- Your assignment -
Count every line in the data below where "heading" occurs, then state that number and nothing more.

- Data records -

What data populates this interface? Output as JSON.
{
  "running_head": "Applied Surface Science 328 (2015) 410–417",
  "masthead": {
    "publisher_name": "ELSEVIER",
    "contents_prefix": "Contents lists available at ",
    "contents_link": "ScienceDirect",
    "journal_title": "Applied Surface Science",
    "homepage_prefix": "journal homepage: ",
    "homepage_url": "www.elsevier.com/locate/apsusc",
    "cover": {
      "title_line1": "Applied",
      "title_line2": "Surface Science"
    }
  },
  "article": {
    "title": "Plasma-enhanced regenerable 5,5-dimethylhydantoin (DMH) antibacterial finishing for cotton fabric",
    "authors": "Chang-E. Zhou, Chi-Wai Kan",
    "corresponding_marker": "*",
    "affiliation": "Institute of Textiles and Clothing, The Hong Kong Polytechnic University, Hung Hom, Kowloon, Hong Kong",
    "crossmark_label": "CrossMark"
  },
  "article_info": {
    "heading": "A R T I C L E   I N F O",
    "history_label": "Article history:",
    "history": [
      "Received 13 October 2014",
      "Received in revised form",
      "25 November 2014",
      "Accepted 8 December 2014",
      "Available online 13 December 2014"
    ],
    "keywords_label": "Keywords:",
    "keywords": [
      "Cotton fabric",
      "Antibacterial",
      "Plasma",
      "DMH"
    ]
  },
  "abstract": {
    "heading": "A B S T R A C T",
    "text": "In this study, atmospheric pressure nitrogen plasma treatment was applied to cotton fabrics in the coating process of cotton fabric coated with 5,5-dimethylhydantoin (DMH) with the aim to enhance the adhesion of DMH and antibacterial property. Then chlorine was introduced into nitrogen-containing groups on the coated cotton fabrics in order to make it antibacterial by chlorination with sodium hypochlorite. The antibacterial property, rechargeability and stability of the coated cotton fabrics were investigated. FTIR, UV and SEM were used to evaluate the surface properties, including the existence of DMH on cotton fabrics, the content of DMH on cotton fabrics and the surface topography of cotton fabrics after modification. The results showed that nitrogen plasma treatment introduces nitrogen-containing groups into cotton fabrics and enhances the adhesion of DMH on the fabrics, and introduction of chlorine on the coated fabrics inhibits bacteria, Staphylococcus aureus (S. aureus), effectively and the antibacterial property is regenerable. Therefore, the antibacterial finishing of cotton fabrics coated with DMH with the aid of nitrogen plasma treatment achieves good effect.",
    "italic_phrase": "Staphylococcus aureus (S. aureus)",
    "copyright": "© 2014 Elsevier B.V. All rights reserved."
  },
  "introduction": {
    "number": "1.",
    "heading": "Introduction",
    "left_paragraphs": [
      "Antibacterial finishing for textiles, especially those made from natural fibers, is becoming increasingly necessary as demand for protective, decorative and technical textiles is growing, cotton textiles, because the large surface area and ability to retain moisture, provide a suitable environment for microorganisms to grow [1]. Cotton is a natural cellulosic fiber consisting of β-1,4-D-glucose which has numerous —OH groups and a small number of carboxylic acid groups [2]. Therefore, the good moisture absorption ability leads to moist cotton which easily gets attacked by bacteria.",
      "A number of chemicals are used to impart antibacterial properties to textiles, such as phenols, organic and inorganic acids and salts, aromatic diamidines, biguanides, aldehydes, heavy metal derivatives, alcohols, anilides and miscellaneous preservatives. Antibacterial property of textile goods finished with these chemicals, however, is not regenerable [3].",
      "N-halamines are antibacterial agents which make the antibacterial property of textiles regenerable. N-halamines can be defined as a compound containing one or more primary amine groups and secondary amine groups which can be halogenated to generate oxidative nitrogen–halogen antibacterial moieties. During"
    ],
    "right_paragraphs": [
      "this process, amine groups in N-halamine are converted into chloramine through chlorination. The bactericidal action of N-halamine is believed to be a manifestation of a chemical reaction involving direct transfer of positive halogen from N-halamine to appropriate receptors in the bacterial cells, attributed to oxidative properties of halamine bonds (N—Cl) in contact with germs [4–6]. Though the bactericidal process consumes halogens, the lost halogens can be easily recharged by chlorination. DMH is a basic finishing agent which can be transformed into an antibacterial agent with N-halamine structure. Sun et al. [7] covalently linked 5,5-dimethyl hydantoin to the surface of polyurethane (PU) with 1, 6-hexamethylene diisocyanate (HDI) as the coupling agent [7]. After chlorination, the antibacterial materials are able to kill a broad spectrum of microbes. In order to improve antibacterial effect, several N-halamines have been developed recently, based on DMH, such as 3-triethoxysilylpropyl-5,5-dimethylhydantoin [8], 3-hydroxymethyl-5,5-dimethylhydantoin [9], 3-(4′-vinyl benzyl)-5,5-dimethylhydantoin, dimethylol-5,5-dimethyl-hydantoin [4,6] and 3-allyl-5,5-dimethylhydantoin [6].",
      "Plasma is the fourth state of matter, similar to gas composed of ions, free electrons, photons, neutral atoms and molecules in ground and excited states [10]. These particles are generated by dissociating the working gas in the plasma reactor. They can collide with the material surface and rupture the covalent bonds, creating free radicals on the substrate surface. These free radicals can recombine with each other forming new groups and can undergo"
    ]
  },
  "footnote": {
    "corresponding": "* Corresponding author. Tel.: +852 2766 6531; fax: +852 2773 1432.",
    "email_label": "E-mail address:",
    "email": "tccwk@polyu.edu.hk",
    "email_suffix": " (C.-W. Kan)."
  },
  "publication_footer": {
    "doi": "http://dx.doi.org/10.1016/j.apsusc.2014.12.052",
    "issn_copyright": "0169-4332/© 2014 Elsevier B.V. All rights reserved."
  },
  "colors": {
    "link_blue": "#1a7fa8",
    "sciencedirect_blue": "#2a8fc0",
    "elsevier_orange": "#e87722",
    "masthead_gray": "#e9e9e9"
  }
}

- Output for this task -
3